EXERCISE PROMPT
Set down every entry exactly as given. Pictures are to be left out.

DATA PROVIDED
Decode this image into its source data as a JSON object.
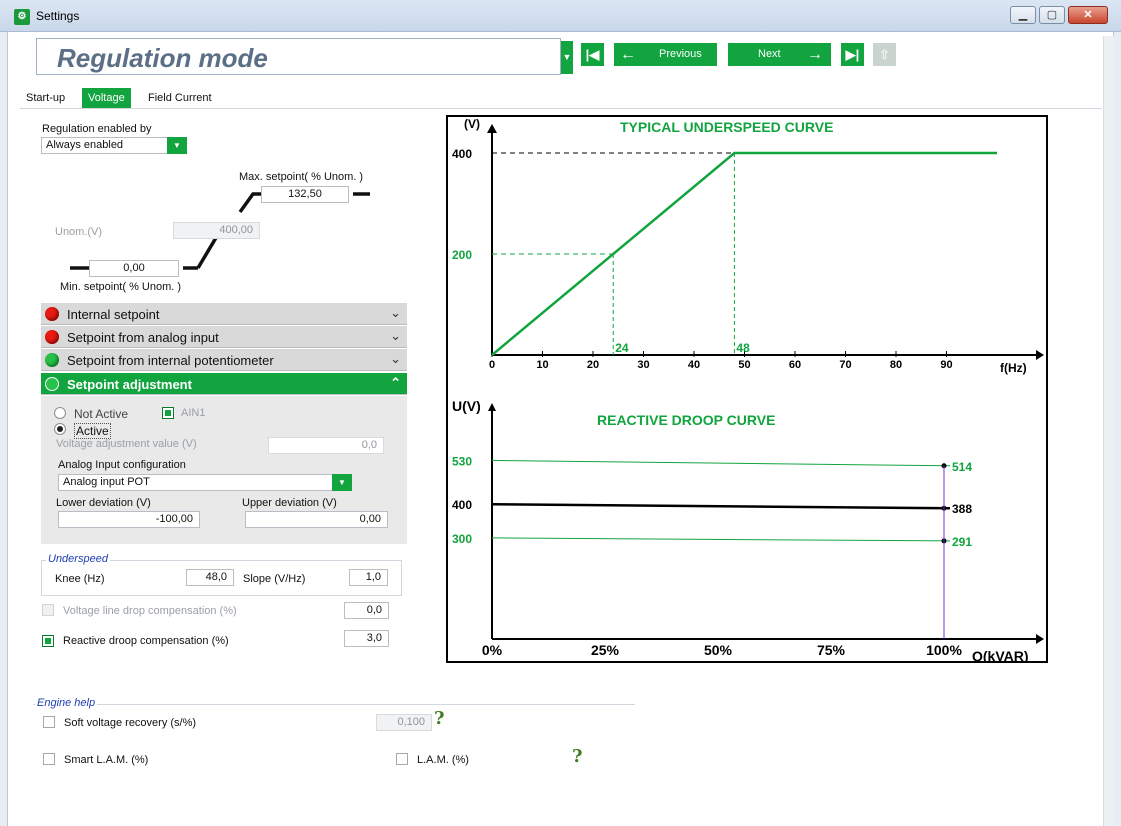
{
  "window": {
    "title": "Settings"
  },
  "header": {
    "mode_title": "Regulation mode",
    "prev_label": "Previous",
    "next_label": "Next"
  },
  "tabs": [
    {
      "label": "Start-up",
      "active": false
    },
    {
      "label": "Voltage",
      "active": true
    },
    {
      "label": "Field Current",
      "active": false
    }
  ],
  "regulation": {
    "enabled_by_label": "Regulation enabled by",
    "enabled_by_value": "Always enabled",
    "max_setpoint_label": "Max. setpoint( % Unom. )",
    "max_setpoint_value": "132,50",
    "unom_label": "Unom.(V)",
    "unom_value": "400,00",
    "min_setpoint_value": "0,00",
    "min_setpoint_label": "Min. setpoint( % Unom. )"
  },
  "accordion": [
    {
      "label": "Internal setpoint",
      "status_color": "#e81b13",
      "open": false
    },
    {
      "label": "Setpoint from analog input",
      "status_color": "#e81b13",
      "open": false
    },
    {
      "label": "Setpoint from internal potentiometer",
      "status_color": "#27c24a",
      "open": false
    },
    {
      "label": "Setpoint adjustment",
      "status_color": "#27c24a",
      "open": true
    }
  ],
  "adjustment": {
    "not_active_label": "Not Active",
    "ain_label": "AIN1",
    "active_label": "Active",
    "selected": "Active",
    "voltage_adj_label": "Voltage adjustment value (V)",
    "voltage_adj_value": "0,0",
    "analog_config_label": "Analog Input configuration",
    "analog_config_value": "Analog input POT",
    "lower_dev_label": "Lower deviation (V)",
    "lower_dev_value": "-100,00",
    "upper_dev_label": "Upper deviation (V)",
    "upper_dev_value": "0,00"
  },
  "underspeed": {
    "legend": "Underspeed",
    "knee_label": "Knee (Hz)",
    "knee_value": "48,0",
    "slope_label": "Slope (V/Hz)",
    "slope_value": "1,0"
  },
  "compensation": {
    "line_drop_label": "Voltage line drop compensation (%)",
    "line_drop_value": "0,0",
    "line_drop_checked": false,
    "reactive_droop_label": "Reactive droop compensation (%)",
    "reactive_droop_value": "3,0",
    "reactive_droop_checked": true
  },
  "engine_help": {
    "legend": "Engine help",
    "soft_recovery_label": "Soft voltage recovery  (s/%)",
    "soft_recovery_value": "0,100",
    "smart_lam_label": "Smart L.A.M.  (%)",
    "lam_label": "L.A.M. (%)",
    "help_symbol": "?"
  },
  "chart_data": [
    {
      "type": "line",
      "title": "TYPICAL UNDERSPEED CURVE",
      "xlabel": "f(Hz)",
      "ylabel": "(V)",
      "x_ticks": [
        "0",
        "10",
        "20",
        "30",
        "40",
        "50",
        "60",
        "70",
        "80",
        "90"
      ],
      "y_ticks": [
        "200",
        "400"
      ],
      "xlim": [
        0,
        100
      ],
      "ylim": [
        0,
        450
      ],
      "series": [
        {
          "x": [
            0,
            48,
            100
          ],
          "y": [
            0,
            400,
            400
          ]
        }
      ],
      "annotations": [
        {
          "x": 24,
          "y": 200,
          "label": "24"
        },
        {
          "x": 48,
          "y": 400,
          "label": "48"
        }
      ],
      "color": "#12a43f"
    },
    {
      "type": "line",
      "title": "REACTIVE DROOP CURVE",
      "xlabel": "Q(kVAR)",
      "ylabel": "U(V)",
      "x_ticks": [
        "0%",
        "25%",
        "50%",
        "75%",
        "100%"
      ],
      "xlim": [
        0,
        100
      ],
      "ylim": [
        0,
        700
      ],
      "series": [
        {
          "x": [
            0,
            100
          ],
          "y": [
            530,
            514
          ],
          "color": "#12a43f"
        },
        {
          "x": [
            0,
            100
          ],
          "y": [
            400,
            388
          ],
          "color": "#000000"
        },
        {
          "x": [
            0,
            100
          ],
          "y": [
            300,
            291
          ],
          "color": "#12a43f"
        }
      ],
      "left_labels": [
        "530",
        "400",
        "300"
      ],
      "right_labels": [
        "514",
        "388",
        "291"
      ]
    }
  ]
}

TASK OUTPUT
Decode this image into its source data as a JSON object.
{
  "window": {
    "title": "Settings"
  },
  "header": {
    "mode_title": "Regulation mode",
    "prev_label": "Previous",
    "next_label": "Next"
  },
  "tabs": [
    {
      "label": "Start-up",
      "active": false
    },
    {
      "label": "Voltage",
      "active": true
    },
    {
      "label": "Field Current",
      "active": false
    }
  ],
  "regulation": {
    "enabled_by_label": "Regulation enabled by",
    "enabled_by_value": "Always enabled",
    "max_setpoint_label": "Max. setpoint( % Unom. )",
    "max_setpoint_value": "132,50",
    "unom_label": "Unom.(V)",
    "unom_value": "400,00",
    "min_setpoint_value": "0,00",
    "min_setpoint_label": "Min. setpoint( % Unom. )"
  },
  "accordion": [
    {
      "label": "Internal setpoint",
      "status_color": "#e81b13",
      "open": false
    },
    {
      "label": "Setpoint from analog input",
      "status_color": "#e81b13",
      "open": false
    },
    {
      "label": "Setpoint from internal potentiometer",
      "status_color": "#27c24a",
      "open": false
    },
    {
      "label": "Setpoint adjustment",
      "status_color": "#27c24a",
      "open": true
    }
  ],
  "adjustment": {
    "not_active_label": "Not Active",
    "ain_label": "AIN1",
    "active_label": "Active",
    "selected": "Active",
    "voltage_adj_label": "Voltage adjustment value (V)",
    "voltage_adj_value": "0,0",
    "analog_config_label": "Analog Input configuration",
    "analog_config_value": "Analog input POT",
    "lower_dev_label": "Lower deviation (V)",
    "lower_dev_value": "-100,00",
    "upper_dev_label": "Upper deviation (V)",
    "upper_dev_value": "0,00"
  },
  "underspeed": {
    "legend": "Underspeed",
    "knee_label": "Knee (Hz)",
    "knee_value": "48,0",
    "slope_label": "Slope (V/Hz)",
    "slope_value": "1,0"
  },
  "compensation": {
    "line_drop_label": "Voltage line drop compensation (%)",
    "line_drop_value": "0,0",
    "line_drop_checked": false,
    "reactive_droop_label": "Reactive droop compensation (%)",
    "reactive_droop_value": "3,0",
    "reactive_droop_checked": true
  },
  "engine_help": {
    "legend": "Engine help",
    "soft_recovery_label": "Soft voltage recovery  (s/%)",
    "soft_recovery_value": "0,100",
    "smart_lam_label": "Smart L.A.M.  (%)",
    "lam_label": "L.A.M. (%)",
    "help_symbol": "?"
  },
  "chart_data": [
    {
      "type": "line",
      "title": "TYPICAL UNDERSPEED CURVE",
      "xlabel": "f(Hz)",
      "ylabel": "(V)",
      "x_ticks": [
        "0",
        "10",
        "20",
        "30",
        "40",
        "50",
        "60",
        "70",
        "80",
        "90"
      ],
      "y_ticks": [
        "200",
        "400"
      ],
      "xlim": [
        0,
        100
      ],
      "ylim": [
        0,
        450
      ],
      "series": [
        {
          "x": [
            0,
            48,
            100
          ],
          "y": [
            0,
            400,
            400
          ]
        }
      ],
      "annotations": [
        {
          "x": 24,
          "y": 200,
          "label": "24"
        },
        {
          "x": 48,
          "y": 400,
          "label": "48"
        }
      ],
      "color": "#12a43f"
    },
    {
      "type": "line",
      "title": "REACTIVE DROOP CURVE",
      "xlabel": "Q(kVAR)",
      "ylabel": "U(V)",
      "x_ticks": [
        "0%",
        "25%",
        "50%",
        "75%",
        "100%"
      ],
      "xlim": [
        0,
        100
      ],
      "ylim": [
        0,
        700
      ],
      "series": [
        {
          "x": [
            0,
            100
          ],
          "y": [
            530,
            514
          ],
          "color": "#12a43f"
        },
        {
          "x": [
            0,
            100
          ],
          "y": [
            400,
            388
          ],
          "color": "#000000"
        },
        {
          "x": [
            0,
            100
          ],
          "y": [
            300,
            291
          ],
          "color": "#12a43f"
        }
      ],
      "left_labels": [
        "530",
        "400",
        "300"
      ],
      "right_labels": [
        "514",
        "388",
        "291"
      ]
    }
  ]
}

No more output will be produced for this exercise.